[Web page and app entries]
=====

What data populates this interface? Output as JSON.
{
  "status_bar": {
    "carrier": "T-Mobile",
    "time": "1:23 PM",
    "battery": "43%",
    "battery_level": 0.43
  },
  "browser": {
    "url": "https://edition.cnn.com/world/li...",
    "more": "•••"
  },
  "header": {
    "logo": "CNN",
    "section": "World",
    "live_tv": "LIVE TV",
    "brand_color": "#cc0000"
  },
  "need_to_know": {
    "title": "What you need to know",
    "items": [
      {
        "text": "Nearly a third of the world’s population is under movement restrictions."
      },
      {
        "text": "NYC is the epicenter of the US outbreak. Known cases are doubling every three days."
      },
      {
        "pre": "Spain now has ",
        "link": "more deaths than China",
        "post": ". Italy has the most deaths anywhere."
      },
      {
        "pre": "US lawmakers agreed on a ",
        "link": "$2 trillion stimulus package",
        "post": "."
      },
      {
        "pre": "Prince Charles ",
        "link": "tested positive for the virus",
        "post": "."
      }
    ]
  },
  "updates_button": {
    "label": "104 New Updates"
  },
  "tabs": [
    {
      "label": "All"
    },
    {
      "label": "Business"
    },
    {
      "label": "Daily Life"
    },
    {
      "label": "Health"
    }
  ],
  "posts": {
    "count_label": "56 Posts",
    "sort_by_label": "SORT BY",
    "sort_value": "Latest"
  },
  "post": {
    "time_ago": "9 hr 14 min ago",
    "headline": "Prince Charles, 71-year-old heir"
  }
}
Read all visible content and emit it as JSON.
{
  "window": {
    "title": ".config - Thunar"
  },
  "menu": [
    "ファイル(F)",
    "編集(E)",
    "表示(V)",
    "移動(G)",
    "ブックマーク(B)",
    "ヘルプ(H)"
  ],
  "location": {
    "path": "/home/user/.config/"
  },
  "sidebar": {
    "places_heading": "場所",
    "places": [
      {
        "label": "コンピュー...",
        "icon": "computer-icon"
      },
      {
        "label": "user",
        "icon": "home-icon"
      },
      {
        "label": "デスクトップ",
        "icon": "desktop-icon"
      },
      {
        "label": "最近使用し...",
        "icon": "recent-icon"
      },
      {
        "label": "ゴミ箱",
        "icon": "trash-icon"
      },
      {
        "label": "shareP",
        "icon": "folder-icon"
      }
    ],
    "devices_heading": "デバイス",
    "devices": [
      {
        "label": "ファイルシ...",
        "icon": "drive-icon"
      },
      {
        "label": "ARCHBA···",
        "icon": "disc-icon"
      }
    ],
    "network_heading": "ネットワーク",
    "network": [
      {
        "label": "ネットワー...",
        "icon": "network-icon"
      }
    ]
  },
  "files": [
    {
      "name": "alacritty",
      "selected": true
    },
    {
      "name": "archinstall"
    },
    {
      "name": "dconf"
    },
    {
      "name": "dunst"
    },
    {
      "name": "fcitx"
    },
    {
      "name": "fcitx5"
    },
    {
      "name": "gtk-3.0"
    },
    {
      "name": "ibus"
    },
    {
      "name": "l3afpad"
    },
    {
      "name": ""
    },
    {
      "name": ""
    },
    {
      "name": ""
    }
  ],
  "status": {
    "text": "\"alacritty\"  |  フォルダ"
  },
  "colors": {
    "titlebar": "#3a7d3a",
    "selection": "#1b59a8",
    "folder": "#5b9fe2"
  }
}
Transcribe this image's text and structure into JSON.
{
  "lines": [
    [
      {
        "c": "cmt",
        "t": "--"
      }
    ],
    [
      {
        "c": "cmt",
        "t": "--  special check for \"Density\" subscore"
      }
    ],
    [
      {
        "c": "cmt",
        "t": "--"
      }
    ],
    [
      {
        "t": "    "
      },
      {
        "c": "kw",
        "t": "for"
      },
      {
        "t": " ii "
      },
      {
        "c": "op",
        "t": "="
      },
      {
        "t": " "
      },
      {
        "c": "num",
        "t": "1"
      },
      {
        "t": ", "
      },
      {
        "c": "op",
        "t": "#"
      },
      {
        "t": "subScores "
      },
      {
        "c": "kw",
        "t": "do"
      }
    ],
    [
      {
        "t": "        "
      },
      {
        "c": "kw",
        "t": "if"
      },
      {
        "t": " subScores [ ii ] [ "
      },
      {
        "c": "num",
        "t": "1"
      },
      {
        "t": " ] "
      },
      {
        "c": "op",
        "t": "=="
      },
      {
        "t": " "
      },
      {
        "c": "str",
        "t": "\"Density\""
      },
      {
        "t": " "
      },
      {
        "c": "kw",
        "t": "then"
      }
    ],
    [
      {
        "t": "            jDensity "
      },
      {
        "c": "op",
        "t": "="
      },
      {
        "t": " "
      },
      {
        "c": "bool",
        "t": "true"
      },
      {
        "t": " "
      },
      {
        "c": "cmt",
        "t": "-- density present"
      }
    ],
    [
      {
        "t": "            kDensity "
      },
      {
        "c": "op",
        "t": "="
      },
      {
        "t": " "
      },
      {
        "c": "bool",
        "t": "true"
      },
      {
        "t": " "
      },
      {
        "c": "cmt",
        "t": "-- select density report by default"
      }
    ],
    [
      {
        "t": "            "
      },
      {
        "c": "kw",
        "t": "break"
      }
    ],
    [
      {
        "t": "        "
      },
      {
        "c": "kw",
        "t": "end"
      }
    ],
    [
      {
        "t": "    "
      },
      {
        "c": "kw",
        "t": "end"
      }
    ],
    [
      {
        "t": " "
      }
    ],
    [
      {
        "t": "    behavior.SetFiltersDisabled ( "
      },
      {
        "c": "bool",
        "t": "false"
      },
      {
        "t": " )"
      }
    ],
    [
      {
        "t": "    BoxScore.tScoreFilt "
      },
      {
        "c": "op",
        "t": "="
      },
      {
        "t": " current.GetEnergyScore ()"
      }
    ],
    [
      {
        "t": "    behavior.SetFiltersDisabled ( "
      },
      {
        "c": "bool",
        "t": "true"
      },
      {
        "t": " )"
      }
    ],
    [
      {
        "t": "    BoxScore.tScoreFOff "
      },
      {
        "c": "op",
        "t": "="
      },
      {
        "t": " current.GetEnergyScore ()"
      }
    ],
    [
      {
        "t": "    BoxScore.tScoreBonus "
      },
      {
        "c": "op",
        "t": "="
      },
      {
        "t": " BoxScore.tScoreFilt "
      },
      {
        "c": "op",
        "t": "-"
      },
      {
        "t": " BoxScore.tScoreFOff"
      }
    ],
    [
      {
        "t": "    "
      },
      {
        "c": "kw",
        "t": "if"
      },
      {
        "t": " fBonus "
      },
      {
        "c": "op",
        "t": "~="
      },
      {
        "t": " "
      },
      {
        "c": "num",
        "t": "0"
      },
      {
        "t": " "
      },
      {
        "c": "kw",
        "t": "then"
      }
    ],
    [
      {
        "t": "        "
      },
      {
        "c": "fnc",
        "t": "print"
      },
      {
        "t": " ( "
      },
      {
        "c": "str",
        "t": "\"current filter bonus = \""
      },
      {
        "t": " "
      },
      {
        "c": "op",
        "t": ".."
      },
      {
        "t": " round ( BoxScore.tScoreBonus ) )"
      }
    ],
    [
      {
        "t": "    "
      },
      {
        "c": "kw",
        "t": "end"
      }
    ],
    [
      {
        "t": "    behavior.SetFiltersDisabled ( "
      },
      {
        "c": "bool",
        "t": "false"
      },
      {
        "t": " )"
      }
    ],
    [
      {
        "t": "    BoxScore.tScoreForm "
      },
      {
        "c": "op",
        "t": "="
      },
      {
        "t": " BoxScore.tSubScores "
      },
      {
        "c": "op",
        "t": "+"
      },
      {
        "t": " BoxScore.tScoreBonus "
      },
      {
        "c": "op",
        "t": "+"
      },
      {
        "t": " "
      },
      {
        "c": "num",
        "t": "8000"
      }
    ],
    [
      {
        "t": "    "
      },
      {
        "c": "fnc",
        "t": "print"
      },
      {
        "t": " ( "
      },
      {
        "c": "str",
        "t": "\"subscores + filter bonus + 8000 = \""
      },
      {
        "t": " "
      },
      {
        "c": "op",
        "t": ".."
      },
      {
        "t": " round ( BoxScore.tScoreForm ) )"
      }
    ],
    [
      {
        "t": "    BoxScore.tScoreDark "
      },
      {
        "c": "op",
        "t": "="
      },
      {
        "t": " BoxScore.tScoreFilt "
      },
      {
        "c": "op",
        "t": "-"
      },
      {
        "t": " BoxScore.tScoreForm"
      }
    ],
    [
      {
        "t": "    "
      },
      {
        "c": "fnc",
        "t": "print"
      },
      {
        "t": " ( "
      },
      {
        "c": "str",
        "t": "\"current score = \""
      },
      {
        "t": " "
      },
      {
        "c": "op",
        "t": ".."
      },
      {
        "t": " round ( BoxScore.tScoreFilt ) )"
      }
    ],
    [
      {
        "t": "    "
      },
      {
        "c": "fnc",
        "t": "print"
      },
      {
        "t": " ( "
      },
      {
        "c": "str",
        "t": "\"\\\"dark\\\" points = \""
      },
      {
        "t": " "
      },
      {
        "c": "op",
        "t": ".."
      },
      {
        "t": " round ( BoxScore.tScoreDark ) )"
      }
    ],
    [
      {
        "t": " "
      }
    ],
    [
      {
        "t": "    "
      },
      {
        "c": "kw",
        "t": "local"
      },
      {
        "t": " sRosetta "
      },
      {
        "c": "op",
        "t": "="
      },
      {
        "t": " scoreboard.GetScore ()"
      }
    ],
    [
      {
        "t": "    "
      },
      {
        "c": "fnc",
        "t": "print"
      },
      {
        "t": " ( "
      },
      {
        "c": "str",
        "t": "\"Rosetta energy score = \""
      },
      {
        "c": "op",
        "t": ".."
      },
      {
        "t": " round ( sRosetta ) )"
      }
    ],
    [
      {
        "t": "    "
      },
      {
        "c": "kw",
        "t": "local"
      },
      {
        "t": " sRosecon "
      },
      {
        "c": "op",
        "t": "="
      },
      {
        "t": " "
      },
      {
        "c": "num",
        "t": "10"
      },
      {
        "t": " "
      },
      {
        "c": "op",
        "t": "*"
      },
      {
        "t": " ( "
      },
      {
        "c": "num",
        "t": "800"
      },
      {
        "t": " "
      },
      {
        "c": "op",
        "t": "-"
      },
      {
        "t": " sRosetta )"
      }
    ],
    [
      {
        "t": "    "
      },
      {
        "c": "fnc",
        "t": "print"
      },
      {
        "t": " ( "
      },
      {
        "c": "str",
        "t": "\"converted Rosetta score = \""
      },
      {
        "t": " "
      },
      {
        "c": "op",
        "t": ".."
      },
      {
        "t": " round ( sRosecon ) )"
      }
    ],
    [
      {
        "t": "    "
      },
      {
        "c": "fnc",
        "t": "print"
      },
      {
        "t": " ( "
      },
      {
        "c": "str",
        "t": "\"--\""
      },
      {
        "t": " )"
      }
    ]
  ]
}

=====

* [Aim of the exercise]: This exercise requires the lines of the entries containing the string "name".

* [Task solution]:
      "name": "alacritty",
      "name": "archinstall"
      "name": "dconf"
      "name": "dunst"
      "name": "fcitx"
      "name": "fcitx5"
      "name": "gtk-3.0"
      "name": "ibus"
      "name": "l3afpad"
      "name": ""
      "name": ""
      "name": ""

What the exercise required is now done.